I think hard times are coming when we will be wanting the voices of writers who can see alternatives to how we live now and can see through our fear-stricken society and its obsessive technologies. We will need writers who can remember freedom. Poets, visionaries—the realists of a larger reality.

—Ursula K. Le Guin[27]

Le Guin refused a Nebula Award for her story " The Diary of the Rose" in 1975, in protest at the Science Fiction Writers of America's revocation of Stanisław Lem's membership. Le Guin attributed the revocation to Lem's criticism of American science fiction and willingness to live in the Soviet Union, and said she felt reluctant to receive an award "for a story about political intolerance from a group that had just displayed political intolerance".[28][29]

Le Guin once said she was "raised as irreligious as a jackrabbit". She expressed a deep interest in Taoism and Buddhism, saying that Taoism gave her a "handle on how to look at life" during her adolescent years.[30] In 1997 she published a translation of the Tao Te Ching, motivated by her sympathy for Taoist thought.[30][31]

In December 2009, Le Guin resigned from the Authors Guild in protest over its endorsement of Google's book digitization project. "You decided to deal with the devil", she wrote in her resignation letter. "There are principles involved, above all the whole concept of copyright; and these you have seen fit to abandon to a corporation, on their terms, without a struggle."[32][33] In a speech at the 2014 National Book Awards, Le Guin criticized Amazon and the control it exerted over the publishing industry, specifically referencing Amazon's treatment of the Hachette Book Group during a dispute over ebook publication. Her speech received widespread media attention within and outside the US, and was broadcast twice by National Public Radio.[27][34][35]

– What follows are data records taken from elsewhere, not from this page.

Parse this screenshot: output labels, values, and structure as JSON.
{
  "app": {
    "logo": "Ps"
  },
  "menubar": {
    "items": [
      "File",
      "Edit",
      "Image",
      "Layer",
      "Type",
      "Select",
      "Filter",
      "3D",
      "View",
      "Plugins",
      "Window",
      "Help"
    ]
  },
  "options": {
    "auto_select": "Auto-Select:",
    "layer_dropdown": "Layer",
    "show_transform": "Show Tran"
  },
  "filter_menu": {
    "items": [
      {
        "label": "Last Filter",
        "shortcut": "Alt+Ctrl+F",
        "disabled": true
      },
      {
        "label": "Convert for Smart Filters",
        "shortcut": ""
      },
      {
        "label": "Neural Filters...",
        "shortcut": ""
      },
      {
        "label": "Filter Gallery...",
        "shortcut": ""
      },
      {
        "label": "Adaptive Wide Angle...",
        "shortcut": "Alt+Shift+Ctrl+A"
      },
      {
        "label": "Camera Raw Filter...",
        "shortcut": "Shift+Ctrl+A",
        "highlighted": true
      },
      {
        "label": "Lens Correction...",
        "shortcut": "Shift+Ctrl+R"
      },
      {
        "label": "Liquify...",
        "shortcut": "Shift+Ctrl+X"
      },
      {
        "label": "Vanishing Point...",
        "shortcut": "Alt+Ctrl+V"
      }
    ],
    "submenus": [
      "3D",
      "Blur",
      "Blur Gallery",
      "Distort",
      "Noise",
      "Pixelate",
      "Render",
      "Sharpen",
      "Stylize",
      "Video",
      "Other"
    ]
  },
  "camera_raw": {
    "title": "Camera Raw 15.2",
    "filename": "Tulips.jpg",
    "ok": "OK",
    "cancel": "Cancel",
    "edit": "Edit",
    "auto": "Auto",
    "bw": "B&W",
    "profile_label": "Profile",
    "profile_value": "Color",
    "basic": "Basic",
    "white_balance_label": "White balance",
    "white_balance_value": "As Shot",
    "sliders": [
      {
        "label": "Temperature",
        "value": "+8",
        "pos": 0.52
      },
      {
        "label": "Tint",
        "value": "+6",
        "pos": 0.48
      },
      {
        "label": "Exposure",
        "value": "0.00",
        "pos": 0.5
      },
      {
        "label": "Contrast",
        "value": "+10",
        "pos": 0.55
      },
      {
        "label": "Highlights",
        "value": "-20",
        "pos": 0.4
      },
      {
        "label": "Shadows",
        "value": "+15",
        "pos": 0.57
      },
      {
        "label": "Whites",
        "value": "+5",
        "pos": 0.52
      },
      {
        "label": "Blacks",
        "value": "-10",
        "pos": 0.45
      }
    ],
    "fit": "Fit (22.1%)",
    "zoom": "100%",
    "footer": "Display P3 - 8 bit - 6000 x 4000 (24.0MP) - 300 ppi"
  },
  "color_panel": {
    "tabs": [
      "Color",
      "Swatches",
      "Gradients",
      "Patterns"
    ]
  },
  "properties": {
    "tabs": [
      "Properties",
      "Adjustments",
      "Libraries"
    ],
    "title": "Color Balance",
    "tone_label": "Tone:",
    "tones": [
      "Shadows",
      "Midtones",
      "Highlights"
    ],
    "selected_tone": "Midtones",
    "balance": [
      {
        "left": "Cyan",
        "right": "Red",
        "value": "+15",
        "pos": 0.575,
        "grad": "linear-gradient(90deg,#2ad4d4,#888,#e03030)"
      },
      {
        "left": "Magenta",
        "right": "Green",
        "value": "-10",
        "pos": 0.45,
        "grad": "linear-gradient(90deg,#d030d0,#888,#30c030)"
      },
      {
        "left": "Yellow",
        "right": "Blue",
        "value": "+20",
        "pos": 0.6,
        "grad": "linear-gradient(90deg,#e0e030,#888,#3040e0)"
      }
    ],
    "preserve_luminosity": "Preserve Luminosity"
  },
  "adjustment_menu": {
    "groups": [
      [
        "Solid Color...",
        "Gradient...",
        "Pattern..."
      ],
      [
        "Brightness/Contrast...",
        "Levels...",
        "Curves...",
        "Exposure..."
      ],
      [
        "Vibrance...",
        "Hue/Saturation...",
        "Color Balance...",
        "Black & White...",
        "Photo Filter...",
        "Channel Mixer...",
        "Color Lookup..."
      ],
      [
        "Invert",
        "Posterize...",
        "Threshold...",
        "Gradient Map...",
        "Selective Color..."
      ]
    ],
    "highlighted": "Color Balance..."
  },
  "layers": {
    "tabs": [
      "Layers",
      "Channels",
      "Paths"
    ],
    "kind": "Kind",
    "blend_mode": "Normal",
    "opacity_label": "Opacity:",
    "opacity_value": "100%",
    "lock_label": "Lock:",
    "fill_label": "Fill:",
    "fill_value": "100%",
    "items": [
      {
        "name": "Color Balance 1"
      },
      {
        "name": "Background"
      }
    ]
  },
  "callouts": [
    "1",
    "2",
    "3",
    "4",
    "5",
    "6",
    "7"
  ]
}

Other Languages
azərbaycanca: Ursula Kröber Le Quin
Bikol Central: Ursula Kroeber Le Guin
български: Урсула Ле Гуин
Bahasa Indonesia: Ursula Kroeber Le Guin
interlingua: Ursula K. Le Guin
italiano: Ursula Le Guin
Kapampangan: Ursula K. Le Guin
latviešu: Ursula Le Gvina
македонски: Урсула Ле Гвин
Nederlands: Ursula Le Guin
norsk nynorsk: Ursula K. Le Guin
português: Ursula K. Le Guin
Simple English: Ursula K. Le Guin
slovenščina: Ursula Kroeber Le Guin
српски / srpski: Урсула Ле Гвин
srpskohrvatski / српскохрватски: Ursula K. Le Guin
українська: Урсула Ле Ґуїн
Tiếng Việt: Ursula K. Le Guin